After numerous attempt to heat it and wet it with warm water, the side struts didn't budge at all...
Damn who says hide glue is no good with water and heat.
It takes tremendous amount of both to remove it, which I am not going to try.
So I just chisel the side struts off and glue in the lining 1st.
That will be a patch for the side port so that part is pretty strong so resist any crack anyway.
So the back rim is done.
Chiseling away the side struts after failing to remove by heat and water. Hide glue is very strong contrary to what people say that it's susceptible to heat and water
After the glue dried I began to trim down the lining and at the same time check for the smooth curvature of the back.
Other than planing the angle into the lining I also adjusted the back struts' curvature.

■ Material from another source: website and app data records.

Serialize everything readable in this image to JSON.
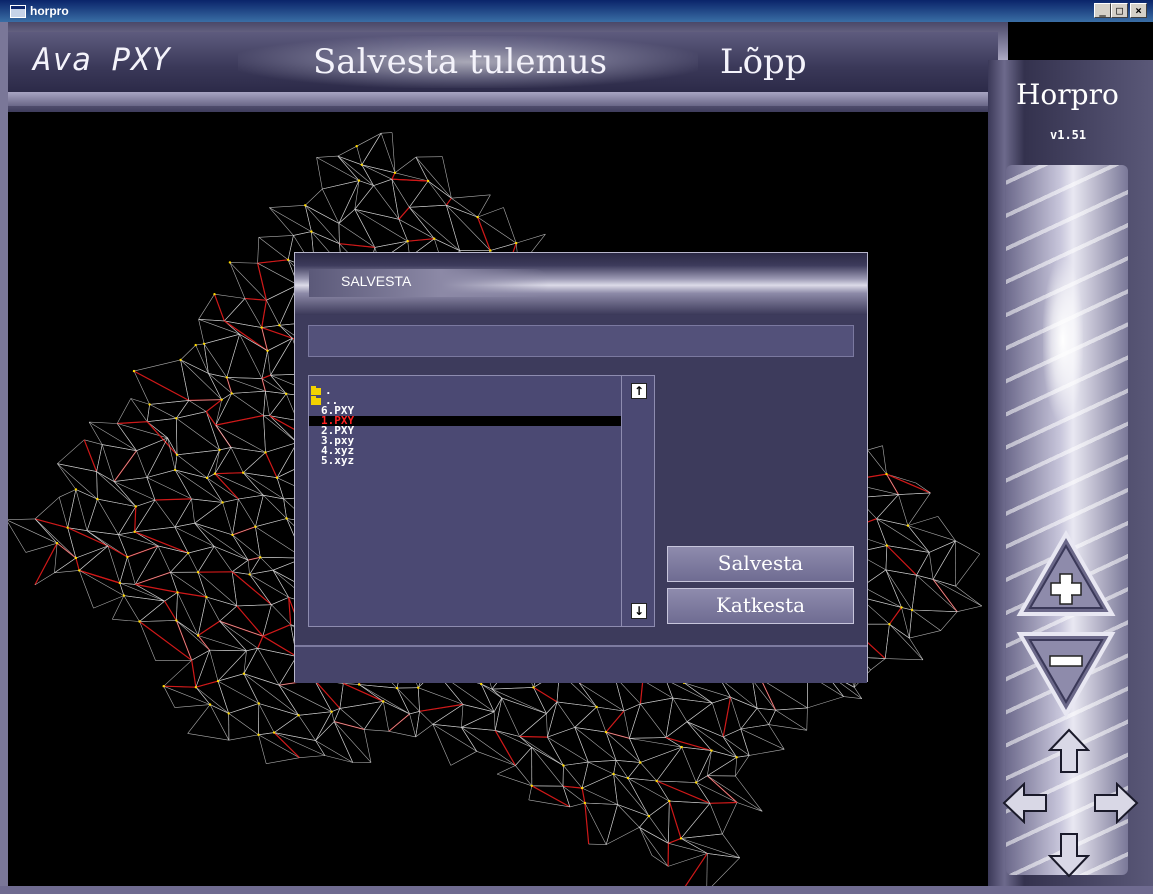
{
  "window": {
    "title": "horpro"
  },
  "menu": {
    "open_label": "Ava  PXY",
    "save_label": "Salvesta tulemus",
    "end_label": "Lõpp"
  },
  "sidebar": {
    "brand": "Horpro",
    "version": "v1.51"
  },
  "dialog": {
    "title": "SALVESTA",
    "filename_value": "",
    "files": [
      {
        "name": ".",
        "type": "folder",
        "selected": false
      },
      {
        "name": "..",
        "type": "folder",
        "selected": false
      },
      {
        "name": "6.PXY",
        "type": "file",
        "selected": false
      },
      {
        "name": "1.PXY",
        "type": "file",
        "selected": true
      },
      {
        "name": "2.PXY",
        "type": "file",
        "selected": false
      },
      {
        "name": "3.pxy",
        "type": "file",
        "selected": false
      },
      {
        "name": "4.xyz",
        "type": "file",
        "selected": false
      },
      {
        "name": "5.xyz",
        "type": "file",
        "selected": false
      }
    ],
    "save_button": "Salvesta",
    "cancel_button": "Katkesta",
    "status_text": ""
  },
  "colors": {
    "background": "#000000",
    "mesh_line": "#d8d8d8",
    "mesh_edge": "#d01818",
    "mesh_node": "#ffd800",
    "dialog_bg": "#3d3b5c",
    "selected_text": "#ff2020"
  },
  "icons": {
    "scroll_up": "arrow-up-icon",
    "scroll_down": "arrow-down-icon",
    "zoom_in": "plus-icon",
    "zoom_out": "minus-icon",
    "pan_up": "pan-up-icon",
    "pan_left": "pan-left-icon",
    "pan_right": "pan-right-icon",
    "pan_down": "pan-down-icon"
  }
}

Once this is done the back would be ready to be go on.
Planing down the lining. Usually the lining is glued about 1mm proud of the sides. This is so because the back is not flat at the rims but at an angle
Well a happy new year to everyone.

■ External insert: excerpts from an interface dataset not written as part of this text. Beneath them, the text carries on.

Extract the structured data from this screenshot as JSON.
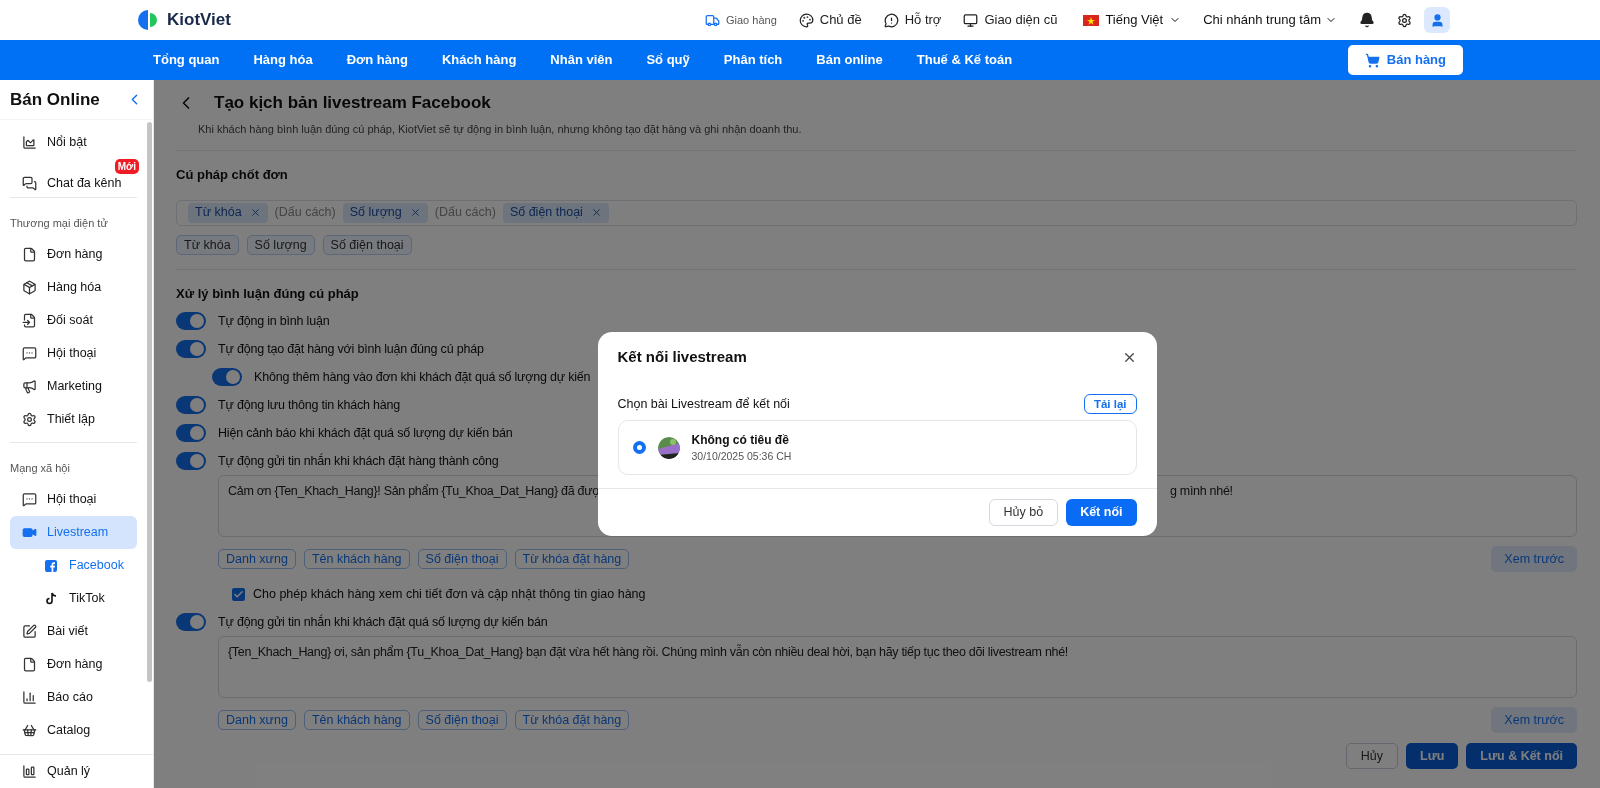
{
  "header": {
    "logo_text": "KiotViet",
    "links": [
      {
        "label": "Giao hàng",
        "kind": "small"
      },
      {
        "label": "Chủ đề",
        "kind": "normal"
      },
      {
        "label": "Hỗ trợ",
        "kind": "normal"
      },
      {
        "label": "Giao diện cũ",
        "kind": "normal"
      }
    ],
    "language": "Tiếng Việt",
    "branch": "Chi nhánh trung tâm"
  },
  "nav": {
    "items": [
      "Tổng quan",
      "Hàng hóa",
      "Đơn hàng",
      "Khách hàng",
      "Nhân viên",
      "Sổ quỹ",
      "Phân tích",
      "Bán online",
      "Thuế & Kế toán"
    ],
    "sell_button": "Bán hàng"
  },
  "sidebar": {
    "title": "Bán Online",
    "items": [
      {
        "kind": "item",
        "label": "Nổi bật",
        "selected": false
      },
      {
        "kind": "item",
        "label": "Chat đa kênh",
        "selected": false,
        "badge": "Mới"
      },
      {
        "kind": "heading",
        "label": "Thương mại điện tử"
      },
      {
        "kind": "item",
        "label": "Đơn hàng",
        "selected": false
      },
      {
        "kind": "item",
        "label": "Hàng hóa",
        "selected": false
      },
      {
        "kind": "item",
        "label": "Đối soát",
        "selected": false
      },
      {
        "kind": "item",
        "label": "Hội thoại",
        "selected": false
      },
      {
        "kind": "item",
        "label": "Marketing",
        "selected": false
      },
      {
        "kind": "item",
        "label": "Thiết lập",
        "selected": false
      },
      {
        "kind": "heading",
        "label": "Mạng xã hội"
      },
      {
        "kind": "item",
        "label": "Hội thoại",
        "selected": false
      },
      {
        "kind": "item",
        "label": "Livestream",
        "selected": true,
        "children": [
          {
            "label": "Facebook",
            "selected": true
          },
          {
            "label": "TikTok",
            "selected": false
          }
        ]
      },
      {
        "kind": "item",
        "label": "Bài viết",
        "selected": false
      },
      {
        "kind": "item",
        "label": "Đơn hàng",
        "selected": false
      },
      {
        "kind": "item",
        "label": "Báo cáo",
        "selected": false
      },
      {
        "kind": "item",
        "label": "Catalog",
        "selected": false
      }
    ],
    "bottom_item": "Quản lý"
  },
  "page": {
    "title": "Tạo kịch bản livestream Facebook",
    "description": "Khi khách hàng bình luận đúng cú pháp, KiotViet sẽ tự động in bình luận, nhưng không tạo đặt hàng và ghi nhận doanh thu.",
    "syntax": {
      "heading": "Cú pháp chốt đơn",
      "tokens": [
        {
          "kind": "token",
          "label": "Từ khóa"
        },
        {
          "kind": "separator",
          "label": "(Dấu cách)"
        },
        {
          "kind": "token",
          "label": "Số lượng"
        },
        {
          "kind": "separator",
          "label": "(Dấu cách)"
        },
        {
          "kind": "token",
          "label": "Số điện thoại"
        }
      ],
      "suggestions": [
        "Từ khóa",
        "Số lượng",
        "Số điện thoại"
      ]
    },
    "processing": {
      "heading": "Xử lý bình luận đúng cú pháp",
      "settings": [
        {
          "kind": "toggle",
          "label": "Tự động in bình luận",
          "on": true
        },
        {
          "kind": "toggle",
          "label": "Tự động tạo đặt hàng với bình luận đúng cú pháp",
          "on": true,
          "children": [
            {
              "kind": "toggle",
              "label": "Không thêm hàng vào đơn khi khách đặt quá số lượng dự kiến",
              "on": true
            }
          ]
        },
        {
          "kind": "toggle",
          "label": "Tự động lưu thông tin khách hàng",
          "on": true
        },
        {
          "kind": "toggle",
          "label": "Hiện cảnh báo khi khách đặt quá số lượng dự kiến bán",
          "on": true
        },
        {
          "kind": "toggle",
          "label": "Tự động gửi tin nhắn khi khách đặt hàng thành công",
          "on": true
        },
        {
          "kind": "message",
          "text": "Cảm ơn {Ten_Khach_Hang}! Sản phẩm {Tu_Khoa_Dat_Hang} đã đượ",
          "text_end": "g mình nhé!",
          "chips": [
            "Danh xưng",
            "Tên khách hàng",
            "Số điện thoại",
            "Từ khóa đặt hàng"
          ],
          "preview": "Xem trước"
        },
        {
          "kind": "checkbox",
          "label": "Cho phép khách hàng xem chi tiết đơn và cập nhật thông tin giao hàng",
          "checked": true
        },
        {
          "kind": "toggle",
          "label": "Tự động gửi tin nhắn khi khách đặt quá số lượng dự kiến bán",
          "on": true
        },
        {
          "kind": "message",
          "text": "{Ten_Khach_Hang} ơi, sản phẩm {Tu_Khoa_Dat_Hang} bạn đặt vừa hết hàng rồi. Chúng mình vẫn còn nhiều deal hời, bạn hãy tiếp tục theo dõi livestream nhé!",
          "chips": [
            "Danh xưng",
            "Tên khách hàng",
            "Số điện thoại",
            "Từ khóa đặt hàng"
          ],
          "preview": "Xem trước"
        }
      ]
    },
    "footer_buttons": [
      {
        "label": "Hủy",
        "kind": "outline"
      },
      {
        "label": "Lưu",
        "kind": "primary"
      },
      {
        "label": "Lưu & Kết nối",
        "kind": "primary"
      }
    ]
  },
  "modal": {
    "title": "Kết nối livestream",
    "prompt": "Chọn bài Livestream để kết nối",
    "reload": "Tải lại",
    "streams": [
      {
        "title": "Không có tiêu đề",
        "time": "30/10/2025 05:36 CH",
        "selected": true
      }
    ],
    "buttons": [
      {
        "label": "Hủy bỏ",
        "kind": "outline"
      },
      {
        "label": "Kết nối",
        "kind": "primary"
      }
    ]
  }
}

I was stuck for this build for a while I had to wait for the arrival of new purfling.
So meanwhile I do whatever I can do.
I glued up the backing veneers for the sound port.
The sound port will be of a different shape from my previous sound port as the owner request a special shape.
This will be a challenge as there are purfling surrounding the soundport.
For that part I am still thinking how to achieve the nice shape...
Anyway I glued up the backing with BRW veneer
Normally I will be using spruce as a backing but the owner prefer a same color for the backing.
I glued on 5 layers with 2 cross grain and 3 along grain (with sides)
The glue used is my standard hide glue.
Well I had some time to patch up the lining for the back struts closing up the gaps.
Not only it looks better, together with bindings the air tightness of the seal of the body will also be better.
This leads to lower air resonance.
Glue in more lining to fill up the gaps in the slots for the back braces.
I had a discussion with the owner and we came up with this design of the sound port.
Unfortunately it's pretty complicated and with the purfling that will be a challenge.
There is no way of cutting the purfling channel other than by hand and chisel.
Unfortunately it's quite hard to get a clean line without a shape to scribe the outline.
The section which is curved only adds to the difficulty.
Now to think of a good way of scribing the channel.
Well I had to find my compass in order to draw the template properly.
Here's how the template will look.
Now to transfer to the actual guitar.
For the purfling channel, I only cut out one portion.
The rest of the channe will be drawn wil the template rotated
The holes will serve as the anchor point for the rotation.
Hopefully this will work out.
I transferred the marking onto the sides.
Before that I need to ensure the boundary from the inside.
The last time I cut the sound port it was so closed to the edge of the reinforcement.
This time I measured the inner area and marked the boundary before aligning the template and trace the outline.
This way I can be sure the sound port is centered in the back veneer region.
I finally started on the sound port after many rounds of delay and changing of plans.
Finally the orientation of the sound port is decided and the 2 curve leaves will be on edge near the top side while the edge nearer to the back side will have 1 leaf only.
After I draw the pattern on the sides I began to worked on a backing piece.
This backing will allow me to drill from the front side and the back side of the drilling will be supported reducing the tear out.
I clamped the backing to the behind side and began to drill.
I couldn't find a suitable size drill bit and so I decide to use my dremel to drill and enlarge the hole via saw and file and chisel.
I find that usigg the marking knife seem to work pretty well.
But after a few cutting, the side BRW actually cause the knife's cutting edge to be chipped.
Time for a sharpening on the knife.
I continued on the sound port using my B&D RTX (dremel equivalent) with a engraving bit.
It work pretty well just that I had to file it to shape.
That will take some time to get a nice shape.
But my files were too big.
The needle files were too small though.
(At night before I slept, I thought of a solution that is using a right size sanding stick.)